WHAT IS REQUIRED ▸ Scan the data below and copy each line where "components" occurs.

[Excerpts from an interface dataset]
>>

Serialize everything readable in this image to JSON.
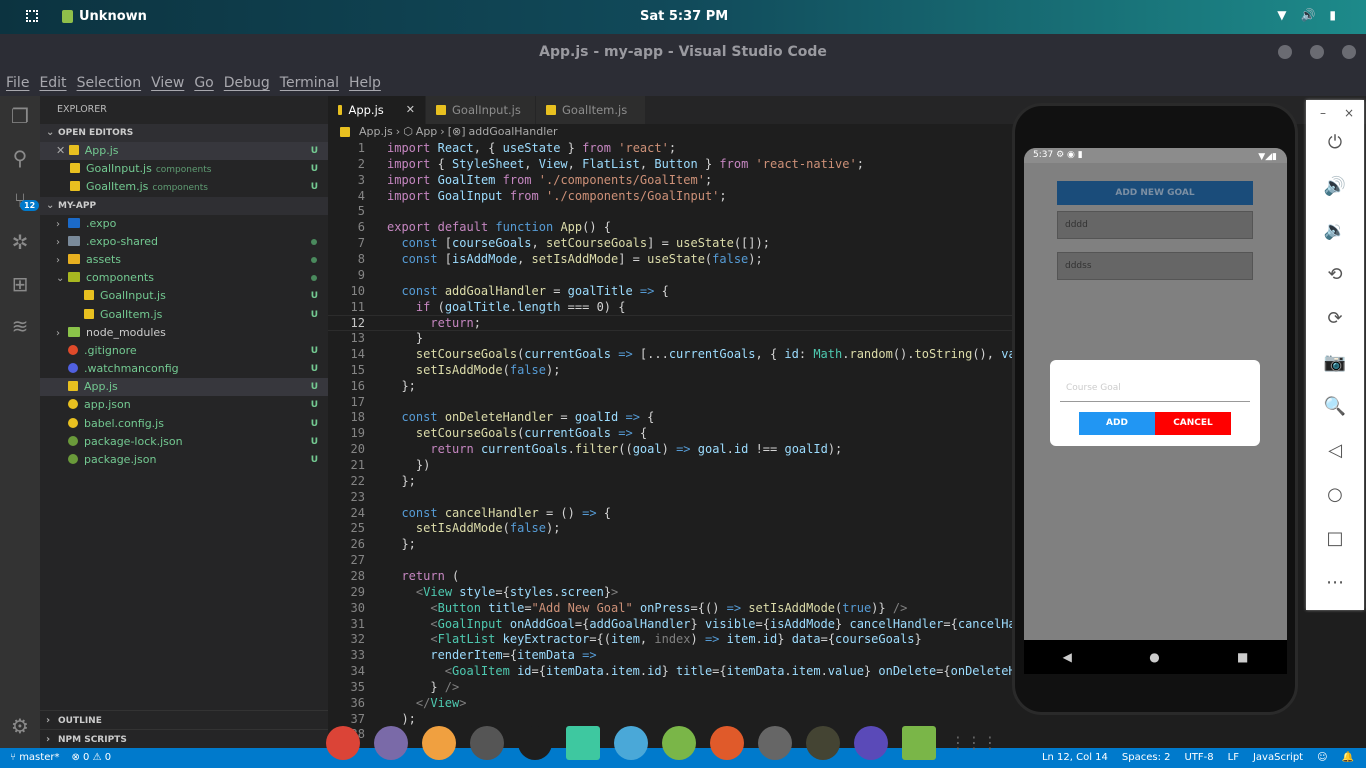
{
  "topbar": {
    "app_name": "Unknown",
    "clock": "Sat  5:37 PM",
    "tray_icons": [
      "wifi-icon",
      "volume-icon",
      "battery-icon"
    ]
  },
  "window": {
    "title": "App.js - my-app - Visual Studio Code"
  },
  "menu": [
    "File",
    "Edit",
    "Selection",
    "View",
    "Go",
    "Debug",
    "Terminal",
    "Help"
  ],
  "activity": {
    "icons": [
      "files-icon",
      "search-icon",
      "source-control-icon",
      "debug-icon",
      "extensions-icon",
      "docker-icon",
      "gear-icon"
    ],
    "scm_badge": "12"
  },
  "sidebar": {
    "title": "EXPLORER",
    "open_editors_label": "OPEN EDITORS",
    "open_editors": [
      {
        "name": "App.js",
        "desc": "",
        "status": "U"
      },
      {
        "name": "GoalInput.js",
        "desc": "components",
        "status": "U"
      },
      {
        "name": "GoalItem.js",
        "desc": "components",
        "status": "U"
      }
    ],
    "project_label": "MY-APP",
    "tree": [
      {
        "name": ".expo",
        "kind": "folder",
        "depth": 0,
        "chev": "›",
        "status": "",
        "color": "#1b6ac9"
      },
      {
        "name": ".expo-shared",
        "kind": "folder",
        "depth": 0,
        "chev": "›",
        "status": "dot",
        "color": "#7a8a9a"
      },
      {
        "name": "assets",
        "kind": "folder",
        "depth": 0,
        "chev": "›",
        "status": "dot",
        "color": "#e8b020"
      },
      {
        "name": "components",
        "kind": "folder",
        "depth": 0,
        "chev": "⌄",
        "status": "dot",
        "color": "#a8b820"
      },
      {
        "name": "GoalInput.js",
        "kind": "js",
        "depth": 1,
        "chev": "",
        "status": "U"
      },
      {
        "name": "GoalItem.js",
        "kind": "js",
        "depth": 1,
        "chev": "",
        "status": "U"
      },
      {
        "name": "node_modules",
        "kind": "folder",
        "depth": 0,
        "chev": "›",
        "status": "",
        "color": "#8bc34a"
      },
      {
        "name": ".gitignore",
        "kind": "other",
        "depth": 0,
        "chev": "",
        "status": "U",
        "color": "#e04a2a"
      },
      {
        "name": ".watchmanconfig",
        "kind": "other",
        "depth": 0,
        "chev": "",
        "status": "U",
        "color": "#5060e0"
      },
      {
        "name": "App.js",
        "kind": "js",
        "depth": 0,
        "chev": "",
        "status": "U",
        "selected": true
      },
      {
        "name": "app.json",
        "kind": "other",
        "depth": 0,
        "chev": "",
        "status": "U",
        "color": "#e8c020"
      },
      {
        "name": "babel.config.js",
        "kind": "other",
        "depth": 0,
        "chev": "",
        "status": "U",
        "color": "#e8c020"
      },
      {
        "name": "package-lock.json",
        "kind": "other",
        "depth": 0,
        "chev": "",
        "status": "U",
        "color": "#6a9a3a"
      },
      {
        "name": "package.json",
        "kind": "other",
        "depth": 0,
        "chev": "",
        "status": "U",
        "color": "#6a9a3a"
      }
    ],
    "outline_label": "OUTLINE",
    "npm_label": "NPM SCRIPTS"
  },
  "tabs": [
    {
      "label": "App.js",
      "active": true
    },
    {
      "label": "GoalInput.js"
    },
    {
      "label": "GoalItem.js"
    }
  ],
  "breadcrumb": [
    "App.js",
    "App",
    "addGoalHandler"
  ],
  "editor": {
    "current_line": 12,
    "lines": [
      [
        [
          "k",
          "import"
        ],
        [
          "p",
          " "
        ],
        [
          "v",
          "React"
        ],
        [
          "p",
          ", { "
        ],
        [
          "v",
          "useState"
        ],
        [
          "p",
          " } "
        ],
        [
          "k",
          "from"
        ],
        [
          "p",
          " "
        ],
        [
          "s",
          "'react'"
        ],
        [
          "p",
          ";"
        ]
      ],
      [
        [
          "k",
          "import"
        ],
        [
          "p",
          " { "
        ],
        [
          "v",
          "StyleSheet"
        ],
        [
          "p",
          ", "
        ],
        [
          "v",
          "View"
        ],
        [
          "p",
          ", "
        ],
        [
          "v",
          "FlatList"
        ],
        [
          "p",
          ", "
        ],
        [
          "v",
          "Button"
        ],
        [
          "p",
          " } "
        ],
        [
          "k",
          "from"
        ],
        [
          "p",
          " "
        ],
        [
          "s",
          "'react-native'"
        ],
        [
          "p",
          ";"
        ]
      ],
      [
        [
          "k",
          "import"
        ],
        [
          "p",
          " "
        ],
        [
          "v",
          "GoalItem"
        ],
        [
          "p",
          " "
        ],
        [
          "k",
          "from"
        ],
        [
          "p",
          " "
        ],
        [
          "s",
          "'./components/GoalItem'"
        ],
        [
          "p",
          ";"
        ]
      ],
      [
        [
          "k",
          "import"
        ],
        [
          "p",
          " "
        ],
        [
          "v",
          "GoalInput"
        ],
        [
          "p",
          " "
        ],
        [
          "k",
          "from"
        ],
        [
          "p",
          " "
        ],
        [
          "s",
          "'./components/GoalInput'"
        ],
        [
          "p",
          ";"
        ]
      ],
      [],
      [
        [
          "k",
          "export"
        ],
        [
          "p",
          " "
        ],
        [
          "k",
          "default"
        ],
        [
          "p",
          " "
        ],
        [
          "b",
          "function"
        ],
        [
          "p",
          " "
        ],
        [
          "f",
          "App"
        ],
        [
          "p",
          "() {"
        ]
      ],
      [
        [
          "p",
          "  "
        ],
        [
          "b",
          "const"
        ],
        [
          "p",
          " ["
        ],
        [
          "v",
          "courseGoals"
        ],
        [
          "p",
          ", "
        ],
        [
          "f",
          "setCourseGoals"
        ],
        [
          "p",
          "] = "
        ],
        [
          "f",
          "useState"
        ],
        [
          "p",
          "([]);"
        ]
      ],
      [
        [
          "p",
          "  "
        ],
        [
          "b",
          "const"
        ],
        [
          "p",
          " ["
        ],
        [
          "v",
          "isAddMode"
        ],
        [
          "p",
          ", "
        ],
        [
          "f",
          "setIsAddMode"
        ],
        [
          "p",
          "] = "
        ],
        [
          "f",
          "useState"
        ],
        [
          "p",
          "("
        ],
        [
          "b",
          "false"
        ],
        [
          "p",
          ");"
        ]
      ],
      [],
      [
        [
          "p",
          "  "
        ],
        [
          "b",
          "const"
        ],
        [
          "p",
          " "
        ],
        [
          "f",
          "addGoalHandler"
        ],
        [
          "p",
          " = "
        ],
        [
          "v",
          "goalTitle"
        ],
        [
          "p",
          " "
        ],
        [
          "b",
          "=>"
        ],
        [
          "p",
          " {"
        ]
      ],
      [
        [
          "p",
          "    "
        ],
        [
          "k",
          "if"
        ],
        [
          "p",
          " ("
        ],
        [
          "v",
          "goalTitle"
        ],
        [
          "p",
          "."
        ],
        [
          "v",
          "length"
        ],
        [
          "p",
          " === "
        ],
        [
          "p",
          "0"
        ],
        [
          "p",
          ") {"
        ]
      ],
      [
        [
          "p",
          "      "
        ],
        [
          "k",
          "return"
        ],
        [
          "p",
          ";"
        ]
      ],
      [
        [
          "p",
          "    }"
        ]
      ],
      [
        [
          "p",
          "    "
        ],
        [
          "f",
          "setCourseGoals"
        ],
        [
          "p",
          "("
        ],
        [
          "v",
          "currentGoals"
        ],
        [
          "p",
          " "
        ],
        [
          "b",
          "=>"
        ],
        [
          "p",
          " [..."
        ],
        [
          "v",
          "currentGoals"
        ],
        [
          "p",
          ", { "
        ],
        [
          "v",
          "id"
        ],
        [
          "p",
          ": "
        ],
        [
          "g",
          "Math"
        ],
        [
          "p",
          "."
        ],
        [
          "f",
          "random"
        ],
        [
          "p",
          "()."
        ],
        [
          "f",
          "toString"
        ],
        [
          "p",
          "(), "
        ],
        [
          "v",
          "valu"
        ]
      ],
      [
        [
          "p",
          "    "
        ],
        [
          "f",
          "setIsAddMode"
        ],
        [
          "p",
          "("
        ],
        [
          "b",
          "false"
        ],
        [
          "p",
          ");"
        ]
      ],
      [
        [
          "p",
          "  };"
        ]
      ],
      [],
      [
        [
          "p",
          "  "
        ],
        [
          "b",
          "const"
        ],
        [
          "p",
          " "
        ],
        [
          "f",
          "onDeleteHandler"
        ],
        [
          "p",
          " = "
        ],
        [
          "v",
          "goalId"
        ],
        [
          "p",
          " "
        ],
        [
          "b",
          "=>"
        ],
        [
          "p",
          " {"
        ]
      ],
      [
        [
          "p",
          "    "
        ],
        [
          "f",
          "setCourseGoals"
        ],
        [
          "p",
          "("
        ],
        [
          "v",
          "currentGoals"
        ],
        [
          "p",
          " "
        ],
        [
          "b",
          "=>"
        ],
        [
          "p",
          " {"
        ]
      ],
      [
        [
          "p",
          "      "
        ],
        [
          "k",
          "return"
        ],
        [
          "p",
          " "
        ],
        [
          "v",
          "currentGoals"
        ],
        [
          "p",
          "."
        ],
        [
          "f",
          "filter"
        ],
        [
          "p",
          "(("
        ],
        [
          "v",
          "goal"
        ],
        [
          "p",
          ") "
        ],
        [
          "b",
          "=>"
        ],
        [
          "p",
          " "
        ],
        [
          "v",
          "goal"
        ],
        [
          "p",
          "."
        ],
        [
          "v",
          "id"
        ],
        [
          "p",
          " !== "
        ],
        [
          "v",
          "goalId"
        ],
        [
          "p",
          ");"
        ]
      ],
      [
        [
          "p",
          "    })"
        ]
      ],
      [
        [
          "p",
          "  };"
        ]
      ],
      [],
      [
        [
          "p",
          "  "
        ],
        [
          "b",
          "const"
        ],
        [
          "p",
          " "
        ],
        [
          "f",
          "cancelHandler"
        ],
        [
          "p",
          " = () "
        ],
        [
          "b",
          "=>"
        ],
        [
          "p",
          " {"
        ]
      ],
      [
        [
          "p",
          "    "
        ],
        [
          "f",
          "setIsAddMode"
        ],
        [
          "p",
          "("
        ],
        [
          "b",
          "false"
        ],
        [
          "p",
          ");"
        ]
      ],
      [
        [
          "p",
          "  };"
        ]
      ],
      [],
      [
        [
          "p",
          "  "
        ],
        [
          "k",
          "return"
        ],
        [
          "p",
          " ("
        ]
      ],
      [
        [
          "p",
          "    "
        ],
        [
          "m",
          "<"
        ],
        [
          "g",
          "View"
        ],
        [
          "p",
          " "
        ],
        [
          "v",
          "style"
        ],
        [
          "p",
          "={"
        ],
        [
          "v",
          "styles"
        ],
        [
          "p",
          "."
        ],
        [
          "v",
          "screen"
        ],
        [
          "p",
          "}"
        ],
        [
          "m",
          ">"
        ]
      ],
      [
        [
          "p",
          "      "
        ],
        [
          "m",
          "<"
        ],
        [
          "g",
          "Button"
        ],
        [
          "p",
          " "
        ],
        [
          "v",
          "title"
        ],
        [
          "p",
          "="
        ],
        [
          "s",
          "\"Add New Goal\""
        ],
        [
          "p",
          " "
        ],
        [
          "v",
          "onPress"
        ],
        [
          "p",
          "={() "
        ],
        [
          "b",
          "=>"
        ],
        [
          "p",
          " "
        ],
        [
          "f",
          "setIsAddMode"
        ],
        [
          "p",
          "("
        ],
        [
          "b",
          "true"
        ],
        [
          "p",
          ")} "
        ],
        [
          "m",
          "/>"
        ]
      ],
      [
        [
          "p",
          "      "
        ],
        [
          "m",
          "<"
        ],
        [
          "g",
          "GoalInput"
        ],
        [
          "p",
          " "
        ],
        [
          "v",
          "onAddGoal"
        ],
        [
          "p",
          "={"
        ],
        [
          "v",
          "addGoalHandler"
        ],
        [
          "p",
          "} "
        ],
        [
          "v",
          "visible"
        ],
        [
          "p",
          "={"
        ],
        [
          "v",
          "isAddMode"
        ],
        [
          "p",
          "} "
        ],
        [
          "v",
          "cancelHandler"
        ],
        [
          "p",
          "={"
        ],
        [
          "v",
          "cancelHand"
        ]
      ],
      [
        [
          "p",
          "      "
        ],
        [
          "m",
          "<"
        ],
        [
          "g",
          "FlatList"
        ],
        [
          "p",
          " "
        ],
        [
          "v",
          "keyExtractor"
        ],
        [
          "p",
          "={("
        ],
        [
          "v",
          "item"
        ],
        [
          "p",
          ", "
        ],
        [
          "m",
          "index"
        ],
        [
          "p",
          ") "
        ],
        [
          "b",
          "=>"
        ],
        [
          "p",
          " "
        ],
        [
          "v",
          "item"
        ],
        [
          "p",
          "."
        ],
        [
          "v",
          "id"
        ],
        [
          "p",
          "} "
        ],
        [
          "v",
          "data"
        ],
        [
          "p",
          "={"
        ],
        [
          "v",
          "courseGoals"
        ],
        [
          "p",
          "}"
        ]
      ],
      [
        [
          "p",
          "      "
        ],
        [
          "v",
          "renderItem"
        ],
        [
          "p",
          "={"
        ],
        [
          "v",
          "itemData"
        ],
        [
          "p",
          " "
        ],
        [
          "b",
          "=>"
        ]
      ],
      [
        [
          "p",
          "        "
        ],
        [
          "m",
          "<"
        ],
        [
          "g",
          "GoalItem"
        ],
        [
          "p",
          " "
        ],
        [
          "v",
          "id"
        ],
        [
          "p",
          "={"
        ],
        [
          "v",
          "itemData"
        ],
        [
          "p",
          "."
        ],
        [
          "v",
          "item"
        ],
        [
          "p",
          "."
        ],
        [
          "v",
          "id"
        ],
        [
          "p",
          "} "
        ],
        [
          "v",
          "title"
        ],
        [
          "p",
          "={"
        ],
        [
          "v",
          "itemData"
        ],
        [
          "p",
          "."
        ],
        [
          "v",
          "item"
        ],
        [
          "p",
          "."
        ],
        [
          "v",
          "value"
        ],
        [
          "p",
          "} "
        ],
        [
          "v",
          "onDelete"
        ],
        [
          "p",
          "={"
        ],
        [
          "v",
          "onDeleteHan"
        ]
      ],
      [
        [
          "p",
          "      } "
        ],
        [
          "m",
          "/>"
        ]
      ],
      [
        [
          "p",
          "    "
        ],
        [
          "m",
          "</"
        ],
        [
          "g",
          "View"
        ],
        [
          "m",
          ">"
        ]
      ],
      [
        [
          "p",
          "  );"
        ]
      ]
    ]
  },
  "status": {
    "branch": "master*",
    "errors": "0",
    "warnings": "0",
    "position": "Ln 12, Col 14",
    "spaces": "Spaces: 2",
    "encoding": "UTF-8",
    "eol": "LF",
    "language": "JavaScript"
  },
  "dock": [
    {
      "name": "chrome",
      "color": "#db4437"
    },
    {
      "name": "files",
      "color": "#7a6aa8"
    },
    {
      "name": "software-center",
      "color": "#f0a040"
    },
    {
      "name": "terminal",
      "color": "#555"
    },
    {
      "name": "vscode",
      "color": "#1e1e1e"
    },
    {
      "name": "app",
      "color": "#3ec8a0"
    },
    {
      "name": "opera",
      "color": "#4aa8d8"
    },
    {
      "name": "android-studio",
      "color": "#7ab648"
    },
    {
      "name": "firefox",
      "color": "#e05a2a"
    },
    {
      "name": "settings",
      "color": "#666"
    },
    {
      "name": "gimp",
      "color": "#443"
    },
    {
      "name": "eclipse",
      "color": "#5a4ab8"
    },
    {
      "name": "device",
      "color": "#7ab648"
    }
  ],
  "phone": {
    "time": "5:37",
    "add_button": "ADD NEW GOAL",
    "goals": [
      "dddd",
      "dddss"
    ],
    "modal": {
      "placeholder": "Course Goal",
      "add": "ADD",
      "cancel": "CANCEL"
    }
  },
  "emulator_controls": [
    "power-icon",
    "volume-up-icon",
    "volume-down-icon",
    "rotate-left-icon",
    "rotate-right-icon",
    "camera-icon",
    "zoom-icon",
    "back-icon",
    "home-icon",
    "overview-icon",
    "more-icon"
  ]
}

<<

SOLUTION TO THE PROBLEM ▸
        "desc": "components",
        "desc": "components",
        "name": "components",
          "'./components/GoalItem'"
          "'./components/GoalInput'"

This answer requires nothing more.